Records drawn from a dataset:

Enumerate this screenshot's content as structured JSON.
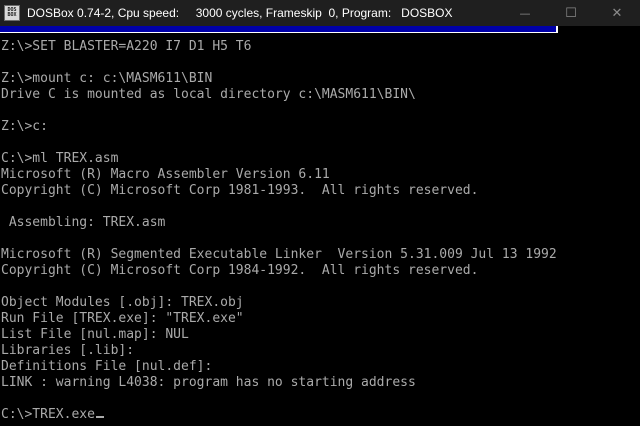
{
  "window": {
    "title": "DOSBox 0.74-2, Cpu speed:     3000 cycles, Frameskip  0, Program:   DOSBOX",
    "icon_label_top": "DOS",
    "icon_label_bottom": "BOX",
    "controls": {
      "minimize_icon": "minimize-icon",
      "maximize_icon": "maximize-icon",
      "close_icon": "close-icon",
      "minimize_glyph": "—",
      "maximize_glyph": "☐",
      "close_glyph": "✕"
    }
  },
  "colors": {
    "titlebar": "#1f1f1f",
    "console_bg": "#000000",
    "console_text": "#aaaaaa",
    "dos_blue": "#0000a8"
  },
  "terminal": {
    "lines": [
      "Z:\\>SET BLASTER=A220 I7 D1 H5 T6",
      "",
      "Z:\\>mount c: c:\\MASM611\\BIN",
      "Drive C is mounted as local directory c:\\MASM611\\BIN\\",
      "",
      "Z:\\>c:",
      "",
      "C:\\>ml TREX.asm",
      "Microsoft (R) Macro Assembler Version 6.11",
      "Copyright (C) Microsoft Corp 1981-1993.  All rights reserved.",
      "",
      " Assembling: TREX.asm",
      "",
      "Microsoft (R) Segmented Executable Linker  Version 5.31.009 Jul 13 1992",
      "Copyright (C) Microsoft Corp 1984-1992.  All rights reserved.",
      "",
      "Object Modules [.obj]: TREX.obj",
      "Run File [TREX.exe]: \"TREX.exe\"",
      "List File [nul.map]: NUL",
      "Libraries [.lib]:",
      "Definitions File [nul.def]:",
      "LINK : warning L4038: program has no starting address",
      "",
      "C:\\>TREX.exe"
    ]
  }
}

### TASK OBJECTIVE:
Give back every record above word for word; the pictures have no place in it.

### TASK RESPONSE:
Enumerate this screenshot's content as structured JSON.
{
  "window": {
    "title": "DOSBox 0.74-2, Cpu speed:     3000 cycles, Frameskip  0, Program:   DOSBOX",
    "icon_label_top": "DOS",
    "icon_label_bottom": "BOX",
    "controls": {
      "minimize_icon": "minimize-icon",
      "maximize_icon": "maximize-icon",
      "close_icon": "close-icon",
      "minimize_glyph": "—",
      "maximize_glyph": "☐",
      "close_glyph": "✕"
    }
  },
  "colors": {
    "titlebar": "#1f1f1f",
    "console_bg": "#000000",
    "console_text": "#aaaaaa",
    "dos_blue": "#0000a8"
  },
  "terminal": {
    "lines": [
      "Z:\\>SET BLASTER=A220 I7 D1 H5 T6",
      "",
      "Z:\\>mount c: c:\\MASM611\\BIN",
      "Drive C is mounted as local directory c:\\MASM611\\BIN\\",
      "",
      "Z:\\>c:",
      "",
      "C:\\>ml TREX.asm",
      "Microsoft (R) Macro Assembler Version 6.11",
      "Copyright (C) Microsoft Corp 1981-1993.  All rights reserved.",
      "",
      " Assembling: TREX.asm",
      "",
      "Microsoft (R) Segmented Executable Linker  Version 5.31.009 Jul 13 1992",
      "Copyright (C) Microsoft Corp 1984-1992.  All rights reserved.",
      "",
      "Object Modules [.obj]: TREX.obj",
      "Run File [TREX.exe]: \"TREX.exe\"",
      "List File [nul.map]: NUL",
      "Libraries [.lib]:",
      "Definitions File [nul.def]:",
      "LINK : warning L4038: program has no starting address",
      "",
      "C:\\>TREX.exe"
    ]
  }
}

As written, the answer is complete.